>>>

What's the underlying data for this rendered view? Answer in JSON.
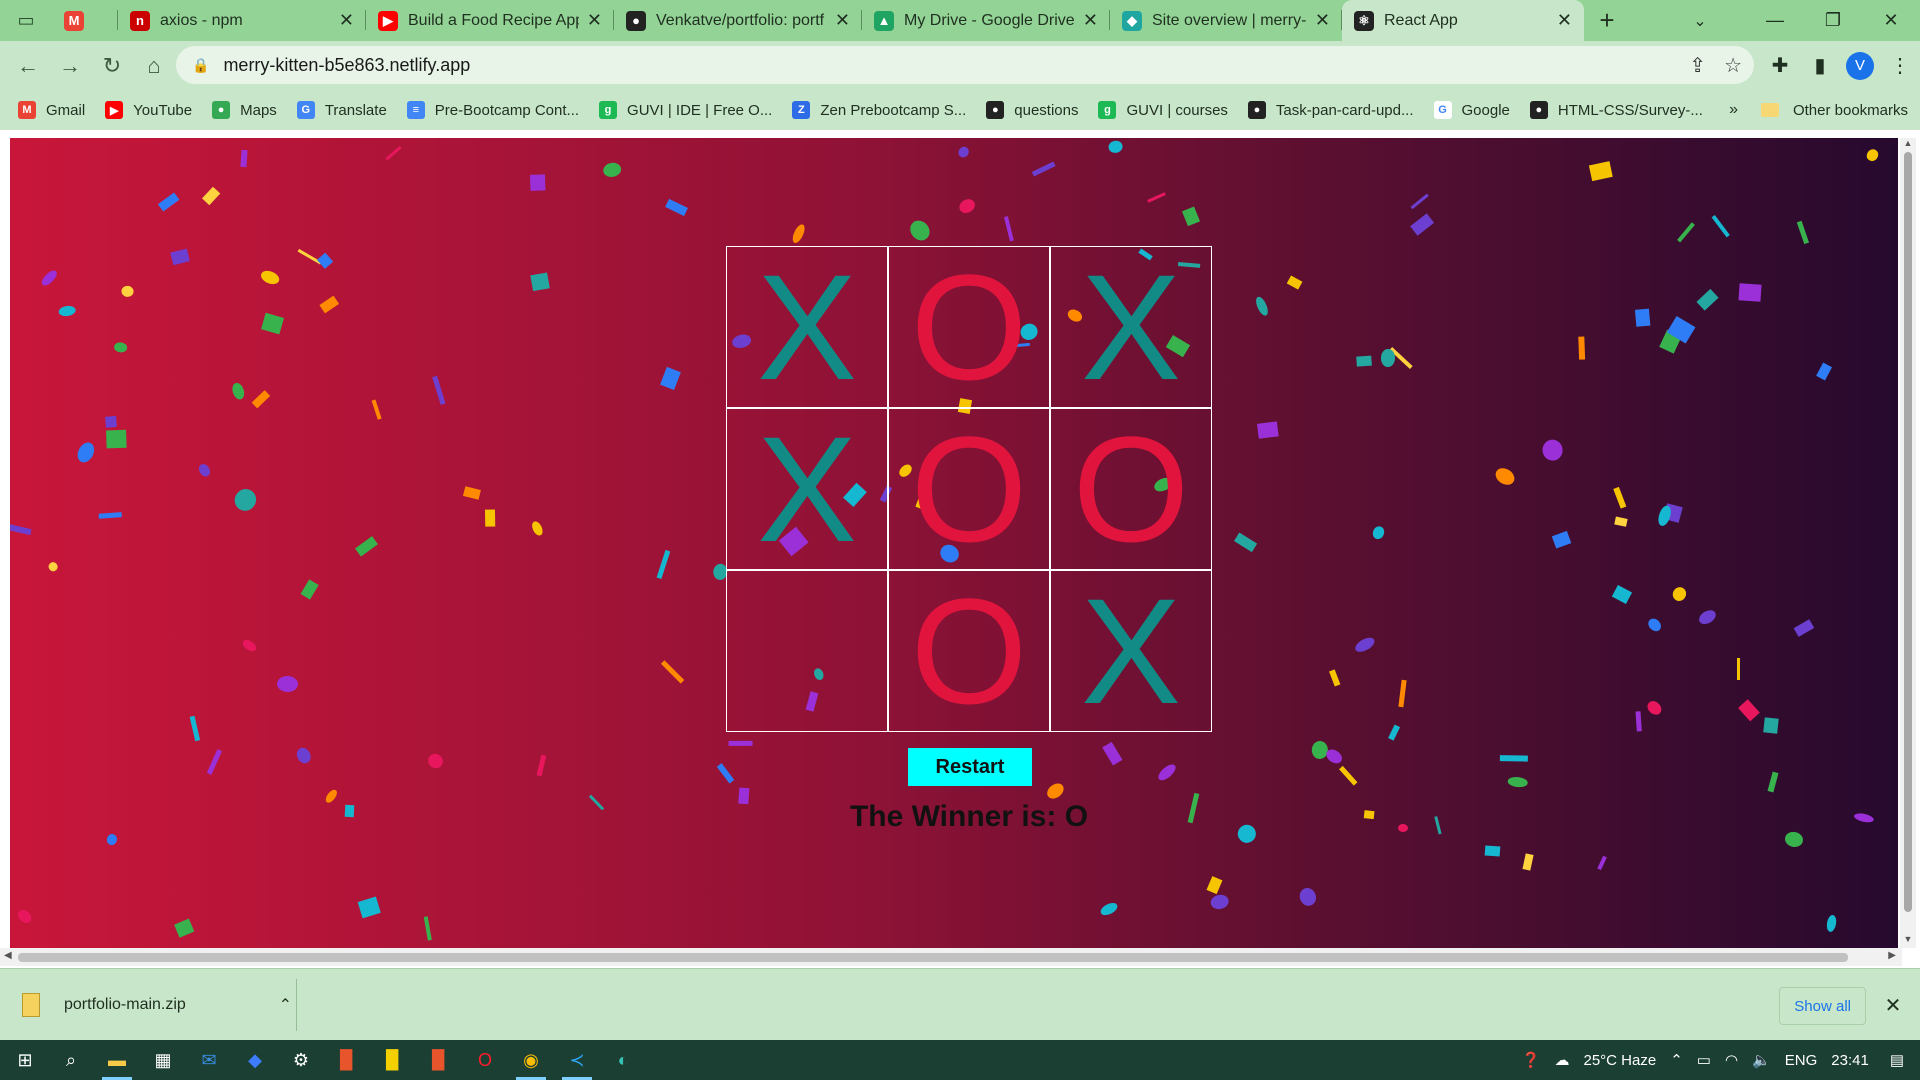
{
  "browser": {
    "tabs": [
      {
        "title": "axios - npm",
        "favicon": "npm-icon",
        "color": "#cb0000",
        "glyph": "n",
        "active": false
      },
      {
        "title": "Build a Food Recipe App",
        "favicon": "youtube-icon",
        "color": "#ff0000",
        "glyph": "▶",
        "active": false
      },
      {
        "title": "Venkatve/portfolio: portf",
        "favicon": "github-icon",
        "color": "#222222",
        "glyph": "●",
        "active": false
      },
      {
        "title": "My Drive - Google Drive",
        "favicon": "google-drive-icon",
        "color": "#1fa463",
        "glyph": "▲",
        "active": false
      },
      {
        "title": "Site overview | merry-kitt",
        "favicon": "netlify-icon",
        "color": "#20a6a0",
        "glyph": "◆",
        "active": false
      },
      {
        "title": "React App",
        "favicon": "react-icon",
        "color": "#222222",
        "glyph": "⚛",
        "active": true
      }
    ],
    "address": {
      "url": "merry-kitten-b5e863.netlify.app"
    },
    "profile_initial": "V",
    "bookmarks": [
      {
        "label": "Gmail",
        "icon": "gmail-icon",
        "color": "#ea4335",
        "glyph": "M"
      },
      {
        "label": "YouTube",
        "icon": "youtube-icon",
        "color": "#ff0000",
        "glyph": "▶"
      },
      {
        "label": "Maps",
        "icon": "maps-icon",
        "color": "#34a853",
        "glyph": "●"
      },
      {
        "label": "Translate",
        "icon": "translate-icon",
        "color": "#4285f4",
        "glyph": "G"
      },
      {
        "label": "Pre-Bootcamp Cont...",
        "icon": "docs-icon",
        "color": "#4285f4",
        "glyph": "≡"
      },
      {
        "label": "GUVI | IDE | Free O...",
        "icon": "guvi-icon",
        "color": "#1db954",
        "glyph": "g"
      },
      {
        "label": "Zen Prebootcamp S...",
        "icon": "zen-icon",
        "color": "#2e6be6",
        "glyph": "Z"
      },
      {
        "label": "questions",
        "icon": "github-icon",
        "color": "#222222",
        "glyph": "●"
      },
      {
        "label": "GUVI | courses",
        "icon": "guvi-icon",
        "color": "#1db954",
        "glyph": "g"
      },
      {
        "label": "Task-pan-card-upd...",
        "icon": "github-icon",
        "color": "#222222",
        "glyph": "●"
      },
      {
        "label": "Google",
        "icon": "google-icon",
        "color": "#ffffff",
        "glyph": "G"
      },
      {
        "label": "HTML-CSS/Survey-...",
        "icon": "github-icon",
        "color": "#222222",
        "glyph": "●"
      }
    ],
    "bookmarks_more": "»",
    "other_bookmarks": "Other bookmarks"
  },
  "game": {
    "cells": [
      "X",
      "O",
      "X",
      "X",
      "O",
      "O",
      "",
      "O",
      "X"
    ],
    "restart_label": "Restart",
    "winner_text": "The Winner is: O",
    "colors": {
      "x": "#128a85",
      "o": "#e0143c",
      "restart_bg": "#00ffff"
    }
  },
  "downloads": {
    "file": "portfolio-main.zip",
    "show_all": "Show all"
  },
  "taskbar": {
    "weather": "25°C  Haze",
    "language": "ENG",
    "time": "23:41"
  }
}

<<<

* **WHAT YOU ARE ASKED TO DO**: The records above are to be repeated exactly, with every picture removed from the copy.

* **EXERCISE OUTPUT**:
What's the underlying data for this rendered view? Answer in JSON.
{
  "browser": {
    "tabs": [
      {
        "title": "axios - npm",
        "favicon": "npm-icon",
        "color": "#cb0000",
        "glyph": "n",
        "active": false
      },
      {
        "title": "Build a Food Recipe App",
        "favicon": "youtube-icon",
        "color": "#ff0000",
        "glyph": "▶",
        "active": false
      },
      {
        "title": "Venkatve/portfolio: portf",
        "favicon": "github-icon",
        "color": "#222222",
        "glyph": "●",
        "active": false
      },
      {
        "title": "My Drive - Google Drive",
        "favicon": "google-drive-icon",
        "color": "#1fa463",
        "glyph": "▲",
        "active": false
      },
      {
        "title": "Site overview | merry-kitt",
        "favicon": "netlify-icon",
        "color": "#20a6a0",
        "glyph": "◆",
        "active": false
      },
      {
        "title": "React App",
        "favicon": "react-icon",
        "color": "#222222",
        "glyph": "⚛",
        "active": true
      }
    ],
    "address": {
      "url": "merry-kitten-b5e863.netlify.app"
    },
    "profile_initial": "V",
    "bookmarks": [
      {
        "label": "Gmail",
        "icon": "gmail-icon",
        "color": "#ea4335",
        "glyph": "M"
      },
      {
        "label": "YouTube",
        "icon": "youtube-icon",
        "color": "#ff0000",
        "glyph": "▶"
      },
      {
        "label": "Maps",
        "icon": "maps-icon",
        "color": "#34a853",
        "glyph": "●"
      },
      {
        "label": "Translate",
        "icon": "translate-icon",
        "color": "#4285f4",
        "glyph": "G"
      },
      {
        "label": "Pre-Bootcamp Cont...",
        "icon": "docs-icon",
        "color": "#4285f4",
        "glyph": "≡"
      },
      {
        "label": "GUVI | IDE | Free O...",
        "icon": "guvi-icon",
        "color": "#1db954",
        "glyph": "g"
      },
      {
        "label": "Zen Prebootcamp S...",
        "icon": "zen-icon",
        "color": "#2e6be6",
        "glyph": "Z"
      },
      {
        "label": "questions",
        "icon": "github-icon",
        "color": "#222222",
        "glyph": "●"
      },
      {
        "label": "GUVI | courses",
        "icon": "guvi-icon",
        "color": "#1db954",
        "glyph": "g"
      },
      {
        "label": "Task-pan-card-upd...",
        "icon": "github-icon",
        "color": "#222222",
        "glyph": "●"
      },
      {
        "label": "Google",
        "icon": "google-icon",
        "color": "#ffffff",
        "glyph": "G"
      },
      {
        "label": "HTML-CSS/Survey-...",
        "icon": "github-icon",
        "color": "#222222",
        "glyph": "●"
      }
    ],
    "bookmarks_more": "»",
    "other_bookmarks": "Other bookmarks"
  },
  "game": {
    "cells": [
      "X",
      "O",
      "X",
      "X",
      "O",
      "O",
      "",
      "O",
      "X"
    ],
    "restart_label": "Restart",
    "winner_text": "The Winner is: O",
    "colors": {
      "x": "#128a85",
      "o": "#e0143c",
      "restart_bg": "#00ffff"
    }
  },
  "downloads": {
    "file": "portfolio-main.zip",
    "show_all": "Show all"
  },
  "taskbar": {
    "weather": "25°C  Haze",
    "language": "ENG",
    "time": "23:41"
  }
}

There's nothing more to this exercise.